Saturday, January 8, 2011

Ice Fishing Safety Tips

Safety tips from the Pennsylvania Fish and Boat Commission:
  • Wear a personal flotation device, or at least carry a floatation cushion to sit on and don’t fish alone.
  • Leave information about your plans with someone, where you intend to fish and when you plan to return.
  • Know the conditions of the ice before venturing out; taking into consideration recent possible effects changes in the weather have had on the ice.
  • Children should always be supervised on the ice.
  • Use an ice spud bar or an auger to test the ice ahead of you.
  • Before venturing out onto the ice, check with local sources, such as bait and tackle shops, for the most up-to-date information and always consider any information on ice thickness as suggestion, not fact.
  • Avoid ice formed over flowing water near shore and around inlets and outlet
  • Avoid aeration devices such as warm water bubblers used near marinas.
  • Temperature fluctuations typically occurring in early winter and spring will again make for uncertain ice. Be suspicious of gray, dark or porous spots in the ice as these may be soft areas. Ice is generally strongest where it is hard and blue.

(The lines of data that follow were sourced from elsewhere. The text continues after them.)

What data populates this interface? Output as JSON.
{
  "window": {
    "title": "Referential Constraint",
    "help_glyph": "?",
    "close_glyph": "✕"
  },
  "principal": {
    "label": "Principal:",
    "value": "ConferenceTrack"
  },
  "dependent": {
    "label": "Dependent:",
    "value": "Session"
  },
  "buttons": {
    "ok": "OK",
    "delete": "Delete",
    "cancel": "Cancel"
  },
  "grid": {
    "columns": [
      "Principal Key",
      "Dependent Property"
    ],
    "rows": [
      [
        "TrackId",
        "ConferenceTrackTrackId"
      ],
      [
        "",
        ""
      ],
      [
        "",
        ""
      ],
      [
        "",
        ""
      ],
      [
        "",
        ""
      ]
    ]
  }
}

  • Heavy snow cover insulates ice and prevents it from freezing as evenly and as quickly as it would if the snow weren’t there. Snow cover is also deceptive and makes evaluating the ice cover difficult.
  • Be especially wary of tributary ice, as it can be highly variable in thickness due to the erosive action of the underlying water current. Many anglers like to ice fish the Walnut Project waters, which has some deep holes. One can be standing on ice eight inches thick on a trib and just a few feet away, the ice may be only two inches thick.
  • Carry a set of “grippers” (a couple screwdrivers on a length of nylon cord will do in a pinch). If you should go through the ice, they can provide a “grip” on the slippery surface and aid in getting out.
  • Should you break through the ice, try not to panic. Remember to turn toward the direction you came from, toward the ice that supported you. Use you “grippers” or your hands to gain a hold on the unbroken surface of the ice, and advance by kicking your feet.
  • Once you are out of the water and are lying on the ice, don’t stand. Roll away from the point where you broke through until you are on solid ice.
  • If you do see someone fall through the ice, do not run toward them. Carefully extend a rope, ladder, pole or line to the victim.